*Data supplied:*
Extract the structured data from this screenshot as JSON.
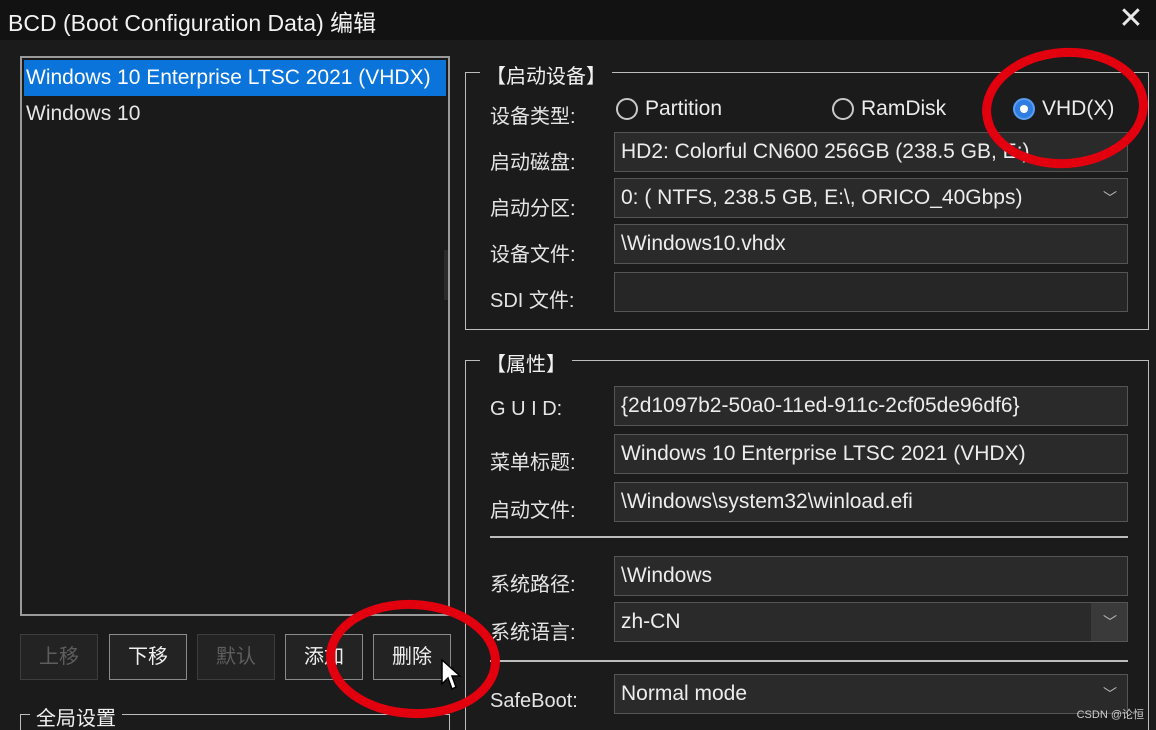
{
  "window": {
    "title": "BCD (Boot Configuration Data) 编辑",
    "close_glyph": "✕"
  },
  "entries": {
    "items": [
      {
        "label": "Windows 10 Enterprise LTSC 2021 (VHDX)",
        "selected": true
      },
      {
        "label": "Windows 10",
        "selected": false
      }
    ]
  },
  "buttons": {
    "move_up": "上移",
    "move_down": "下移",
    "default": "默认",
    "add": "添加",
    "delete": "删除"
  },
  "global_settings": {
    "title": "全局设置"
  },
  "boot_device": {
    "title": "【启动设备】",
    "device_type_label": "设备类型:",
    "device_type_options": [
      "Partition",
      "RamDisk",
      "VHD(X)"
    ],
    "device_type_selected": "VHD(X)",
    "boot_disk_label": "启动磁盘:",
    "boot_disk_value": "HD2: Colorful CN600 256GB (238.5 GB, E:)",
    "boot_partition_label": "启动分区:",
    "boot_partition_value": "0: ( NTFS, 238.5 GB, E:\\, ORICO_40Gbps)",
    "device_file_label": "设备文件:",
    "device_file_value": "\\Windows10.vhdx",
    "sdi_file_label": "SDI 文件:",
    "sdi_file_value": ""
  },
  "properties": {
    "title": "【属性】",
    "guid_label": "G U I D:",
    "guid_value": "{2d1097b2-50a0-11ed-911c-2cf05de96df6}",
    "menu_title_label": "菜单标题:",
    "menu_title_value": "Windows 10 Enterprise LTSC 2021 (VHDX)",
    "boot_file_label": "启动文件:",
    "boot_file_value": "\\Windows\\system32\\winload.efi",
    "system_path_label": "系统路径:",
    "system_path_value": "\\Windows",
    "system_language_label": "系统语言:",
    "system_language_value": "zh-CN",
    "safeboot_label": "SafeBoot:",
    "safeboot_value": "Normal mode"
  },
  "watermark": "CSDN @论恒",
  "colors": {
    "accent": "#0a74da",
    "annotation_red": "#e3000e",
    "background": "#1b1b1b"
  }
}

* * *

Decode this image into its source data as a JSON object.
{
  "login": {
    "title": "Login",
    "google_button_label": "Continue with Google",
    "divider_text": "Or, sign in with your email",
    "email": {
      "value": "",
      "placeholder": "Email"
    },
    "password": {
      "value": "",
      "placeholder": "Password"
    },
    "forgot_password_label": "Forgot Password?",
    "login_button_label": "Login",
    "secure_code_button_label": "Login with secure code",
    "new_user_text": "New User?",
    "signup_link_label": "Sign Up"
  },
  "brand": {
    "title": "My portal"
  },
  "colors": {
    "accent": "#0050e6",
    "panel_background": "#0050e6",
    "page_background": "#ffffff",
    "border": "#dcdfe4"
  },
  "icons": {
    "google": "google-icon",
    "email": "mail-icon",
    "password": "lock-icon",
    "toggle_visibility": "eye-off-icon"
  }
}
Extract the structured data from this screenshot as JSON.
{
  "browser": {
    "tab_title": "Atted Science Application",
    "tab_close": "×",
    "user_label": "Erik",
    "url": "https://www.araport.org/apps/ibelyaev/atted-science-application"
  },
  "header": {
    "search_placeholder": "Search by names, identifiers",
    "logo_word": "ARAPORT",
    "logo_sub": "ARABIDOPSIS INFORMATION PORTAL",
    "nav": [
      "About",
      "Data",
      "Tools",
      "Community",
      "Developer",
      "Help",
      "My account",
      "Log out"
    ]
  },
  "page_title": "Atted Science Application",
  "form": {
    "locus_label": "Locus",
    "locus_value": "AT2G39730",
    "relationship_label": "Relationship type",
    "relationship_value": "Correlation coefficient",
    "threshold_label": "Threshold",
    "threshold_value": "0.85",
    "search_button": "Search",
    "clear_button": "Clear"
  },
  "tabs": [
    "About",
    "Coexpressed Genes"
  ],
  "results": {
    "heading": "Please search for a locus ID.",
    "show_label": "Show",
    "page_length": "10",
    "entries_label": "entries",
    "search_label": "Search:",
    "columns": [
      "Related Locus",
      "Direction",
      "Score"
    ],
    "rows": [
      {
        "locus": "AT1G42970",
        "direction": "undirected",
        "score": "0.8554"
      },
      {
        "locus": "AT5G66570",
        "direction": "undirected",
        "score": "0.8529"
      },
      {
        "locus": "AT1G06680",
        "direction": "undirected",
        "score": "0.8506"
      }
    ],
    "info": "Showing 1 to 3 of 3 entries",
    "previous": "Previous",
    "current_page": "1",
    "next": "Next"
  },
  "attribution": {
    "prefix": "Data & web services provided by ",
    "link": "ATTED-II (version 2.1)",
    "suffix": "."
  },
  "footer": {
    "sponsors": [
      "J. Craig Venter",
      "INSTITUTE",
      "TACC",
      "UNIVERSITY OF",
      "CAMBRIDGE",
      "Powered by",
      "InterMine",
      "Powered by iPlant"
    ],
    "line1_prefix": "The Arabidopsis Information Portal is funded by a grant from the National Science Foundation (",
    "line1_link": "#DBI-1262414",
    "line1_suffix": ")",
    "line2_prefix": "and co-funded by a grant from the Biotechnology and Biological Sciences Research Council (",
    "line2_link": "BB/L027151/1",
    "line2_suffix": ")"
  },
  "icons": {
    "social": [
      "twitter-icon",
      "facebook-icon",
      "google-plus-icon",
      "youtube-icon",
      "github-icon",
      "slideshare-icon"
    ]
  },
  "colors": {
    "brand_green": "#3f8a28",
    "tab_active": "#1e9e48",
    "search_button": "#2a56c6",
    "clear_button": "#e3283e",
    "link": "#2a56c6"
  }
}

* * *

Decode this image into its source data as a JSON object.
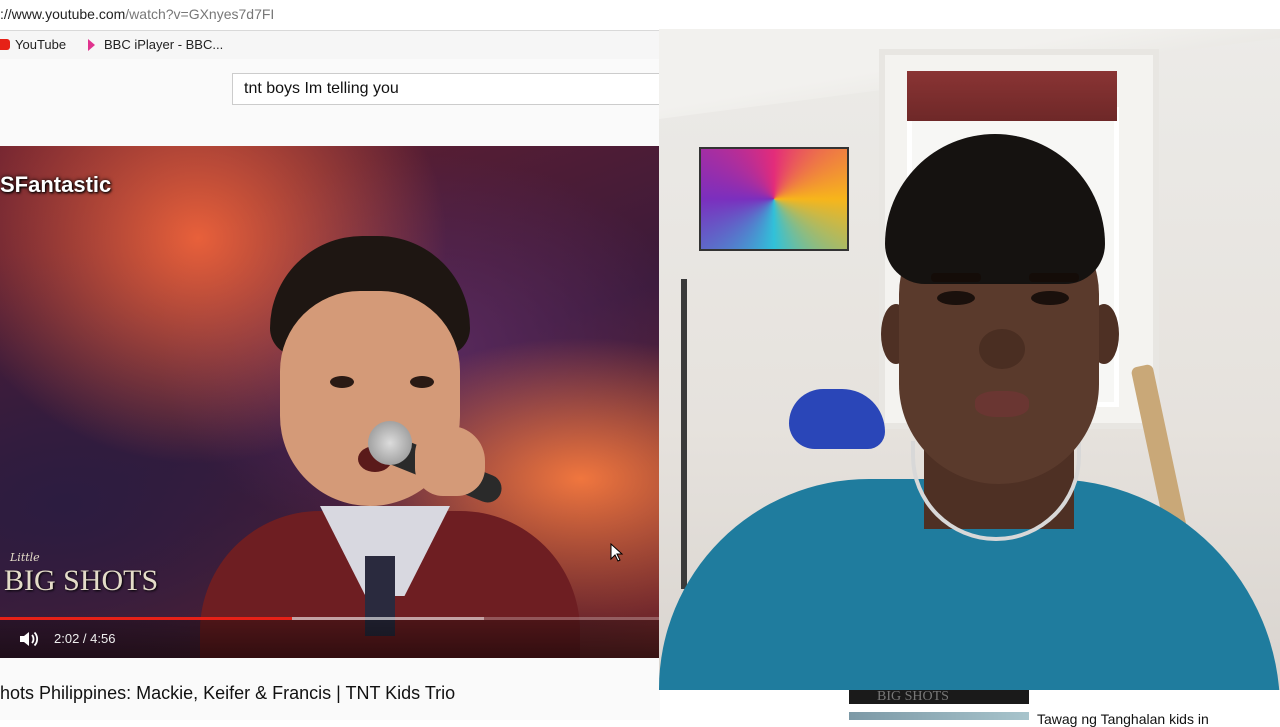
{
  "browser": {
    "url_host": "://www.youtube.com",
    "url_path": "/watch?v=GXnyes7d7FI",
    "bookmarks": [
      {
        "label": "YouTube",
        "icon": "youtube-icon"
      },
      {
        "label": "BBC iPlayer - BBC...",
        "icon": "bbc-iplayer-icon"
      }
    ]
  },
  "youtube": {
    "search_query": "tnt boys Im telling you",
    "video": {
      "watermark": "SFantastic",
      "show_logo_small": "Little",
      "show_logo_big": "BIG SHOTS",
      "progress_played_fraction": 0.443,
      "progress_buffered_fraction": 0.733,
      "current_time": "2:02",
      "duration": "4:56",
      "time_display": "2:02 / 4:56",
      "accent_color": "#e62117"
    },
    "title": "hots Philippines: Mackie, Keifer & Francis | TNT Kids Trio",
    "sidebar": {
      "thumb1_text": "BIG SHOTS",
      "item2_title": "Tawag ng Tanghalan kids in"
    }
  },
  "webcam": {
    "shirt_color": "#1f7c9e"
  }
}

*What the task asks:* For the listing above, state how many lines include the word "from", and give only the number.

*Output of the exercise:* 4